I haven’t gone soft. Yes I drove performance management initiatives in various businesses. In one, which was at risk, we were pretty monochrome about performance. Needs must. When survival is the objective then you go to interesting places. And performance improvement is one key objective of most HR activity.

But I’d like to paint you a picture……

You pursue a top performer (remember those words) from another organisation on LinkedIn. In a competitive market their rare skills are in demand. They come to talk to you. Gradually they start to think seriously about applying to join your business. They apply. After a meeting of minds you attract them in. You are delighted.

We all know what it’s like to join a new business. With my transition coaching practice I work with plenty of people in those crucial first few months. Network vanished…don’t know how to function….understanding and contracting with new boss…..new clients or products to get to know…..new colleagues….new team which may need restructuring…anxiety….etc.

A great deal of interference.

A couple of years later in the moderation meeting they fail to make it above the bottom bit of your bell-curve. Not sure about them. Are they who we thought they were? Hiring error?

Hmmm. Top performer becomes hiring error. Really? You need to ask yourself is it them or is it the company they have joined. Maybe both? What have you done to support them through the transition? What has happened that they have ended up being in the exclusive group “down there” on the bell-curve? Look at yourself in the mirror and ask yourself: how did a high performer in a key competitor become an under-performer in your business? Are they actually that – or are they a victim of your bell-curve or of a warped moderation process? The things I’ve seen happen and had to challenge in those meetings! I could write a book (now there’s a thought)……

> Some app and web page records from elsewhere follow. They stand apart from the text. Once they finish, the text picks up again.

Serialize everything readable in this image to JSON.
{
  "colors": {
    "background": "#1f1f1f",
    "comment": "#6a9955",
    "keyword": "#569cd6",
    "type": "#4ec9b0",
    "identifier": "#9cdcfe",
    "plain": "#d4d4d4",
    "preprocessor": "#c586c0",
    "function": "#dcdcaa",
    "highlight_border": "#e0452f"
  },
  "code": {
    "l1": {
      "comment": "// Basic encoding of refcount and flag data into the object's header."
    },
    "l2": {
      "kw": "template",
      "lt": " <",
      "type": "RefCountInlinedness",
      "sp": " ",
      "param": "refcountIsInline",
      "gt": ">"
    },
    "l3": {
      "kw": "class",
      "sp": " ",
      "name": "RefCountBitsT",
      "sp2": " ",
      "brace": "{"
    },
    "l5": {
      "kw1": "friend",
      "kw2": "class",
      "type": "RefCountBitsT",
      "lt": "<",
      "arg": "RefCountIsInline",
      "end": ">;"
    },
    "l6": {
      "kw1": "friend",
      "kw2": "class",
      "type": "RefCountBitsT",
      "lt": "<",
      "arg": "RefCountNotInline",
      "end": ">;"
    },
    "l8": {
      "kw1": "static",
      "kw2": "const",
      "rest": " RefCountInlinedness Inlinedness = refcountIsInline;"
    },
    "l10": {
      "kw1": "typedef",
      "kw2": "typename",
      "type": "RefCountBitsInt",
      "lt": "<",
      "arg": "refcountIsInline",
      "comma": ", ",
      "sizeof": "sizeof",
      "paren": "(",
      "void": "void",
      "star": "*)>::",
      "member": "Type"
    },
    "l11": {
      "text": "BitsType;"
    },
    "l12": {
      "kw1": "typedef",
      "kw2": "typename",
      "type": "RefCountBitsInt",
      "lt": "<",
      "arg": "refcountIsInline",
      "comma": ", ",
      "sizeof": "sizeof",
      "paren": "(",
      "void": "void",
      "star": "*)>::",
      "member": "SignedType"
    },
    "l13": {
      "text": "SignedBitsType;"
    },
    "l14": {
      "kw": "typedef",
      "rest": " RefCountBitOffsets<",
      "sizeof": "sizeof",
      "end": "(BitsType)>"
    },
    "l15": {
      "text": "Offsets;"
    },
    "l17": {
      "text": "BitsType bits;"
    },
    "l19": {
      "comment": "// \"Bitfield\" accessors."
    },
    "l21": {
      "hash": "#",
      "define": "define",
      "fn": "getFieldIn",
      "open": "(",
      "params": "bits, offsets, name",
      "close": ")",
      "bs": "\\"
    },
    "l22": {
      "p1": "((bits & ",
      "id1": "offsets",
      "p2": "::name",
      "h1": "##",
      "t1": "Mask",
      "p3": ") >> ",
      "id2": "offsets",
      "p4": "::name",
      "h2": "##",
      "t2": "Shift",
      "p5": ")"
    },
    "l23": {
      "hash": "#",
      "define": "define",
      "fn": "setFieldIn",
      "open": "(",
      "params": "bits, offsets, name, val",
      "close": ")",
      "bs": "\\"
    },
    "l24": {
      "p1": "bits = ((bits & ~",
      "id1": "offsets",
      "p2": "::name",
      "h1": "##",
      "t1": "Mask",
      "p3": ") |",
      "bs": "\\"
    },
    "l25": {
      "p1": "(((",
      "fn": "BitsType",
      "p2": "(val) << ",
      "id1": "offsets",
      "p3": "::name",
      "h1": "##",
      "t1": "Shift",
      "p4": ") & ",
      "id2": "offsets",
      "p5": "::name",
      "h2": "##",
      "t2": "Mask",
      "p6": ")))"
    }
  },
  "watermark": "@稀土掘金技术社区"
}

For organisations are too tied to this approach. And it’s hard to move away from them. I tried and failed to convince the Board of one company that they should do so. They would not countenance it – not even a serious discussion. We had an opportunity to do something really forward thinking with a culture of performance but they had a quasi-religious belief in their distribution. But the employees loathed it, the HR team ended up advocating something they were at least unsure about and the process was pretty painful for all concerned.

A few years on I bet they are still going through the same annual pain. And I bet that some of the favourites somehow end up at the top-end and some of those “different” people at the bottom. So there’s an inclusion point here too.

We know that the ‘link to reward bit’ is tricky. How else would we decide how to split the pot? Fair question but I’m sure it’s not beyond the wit of man & woman. And I’m not sure a few extra percentage points for the person at the top of the curve is that much of a motivator is it?

So, in the above scenario, what would YOU be doing as a leader to create the conditions for the high performance you rightly expect? And to avoid the situation arising in the first place? What are you doing to understand true performance in your business as opposed to squashing people into pre-ordained categories?